• [RECORDS]
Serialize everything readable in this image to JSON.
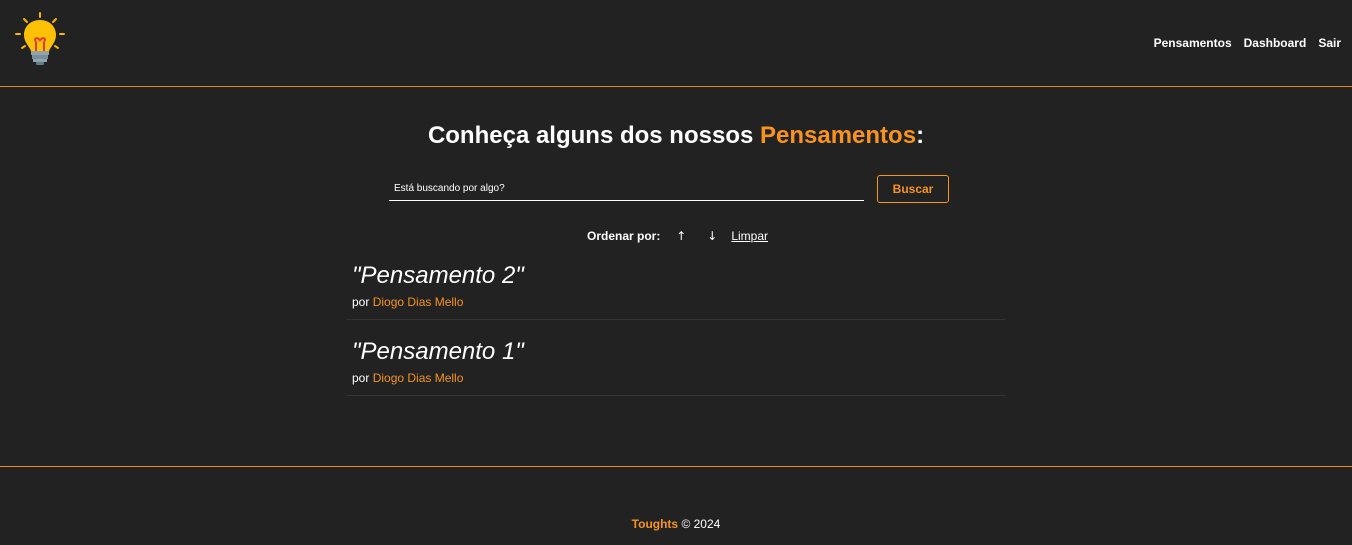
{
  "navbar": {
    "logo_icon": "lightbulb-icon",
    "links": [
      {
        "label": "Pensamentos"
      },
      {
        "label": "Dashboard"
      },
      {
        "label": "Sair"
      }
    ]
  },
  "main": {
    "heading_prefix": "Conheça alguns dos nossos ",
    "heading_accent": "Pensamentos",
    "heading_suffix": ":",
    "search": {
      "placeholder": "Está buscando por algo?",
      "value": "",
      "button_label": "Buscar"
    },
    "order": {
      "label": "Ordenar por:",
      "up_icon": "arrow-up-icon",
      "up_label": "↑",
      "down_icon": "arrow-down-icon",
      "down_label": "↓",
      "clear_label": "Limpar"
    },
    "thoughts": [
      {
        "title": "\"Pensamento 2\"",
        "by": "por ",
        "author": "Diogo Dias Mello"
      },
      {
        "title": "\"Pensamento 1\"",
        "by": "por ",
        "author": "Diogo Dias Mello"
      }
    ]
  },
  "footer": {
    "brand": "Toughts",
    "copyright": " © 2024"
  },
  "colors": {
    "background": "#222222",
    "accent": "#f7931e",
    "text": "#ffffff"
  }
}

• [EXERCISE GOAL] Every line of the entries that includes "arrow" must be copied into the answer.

• [EXERCISE SOLUTION]
      "up_icon": "arrow-up-icon",
      "down_icon": "arrow-down-icon",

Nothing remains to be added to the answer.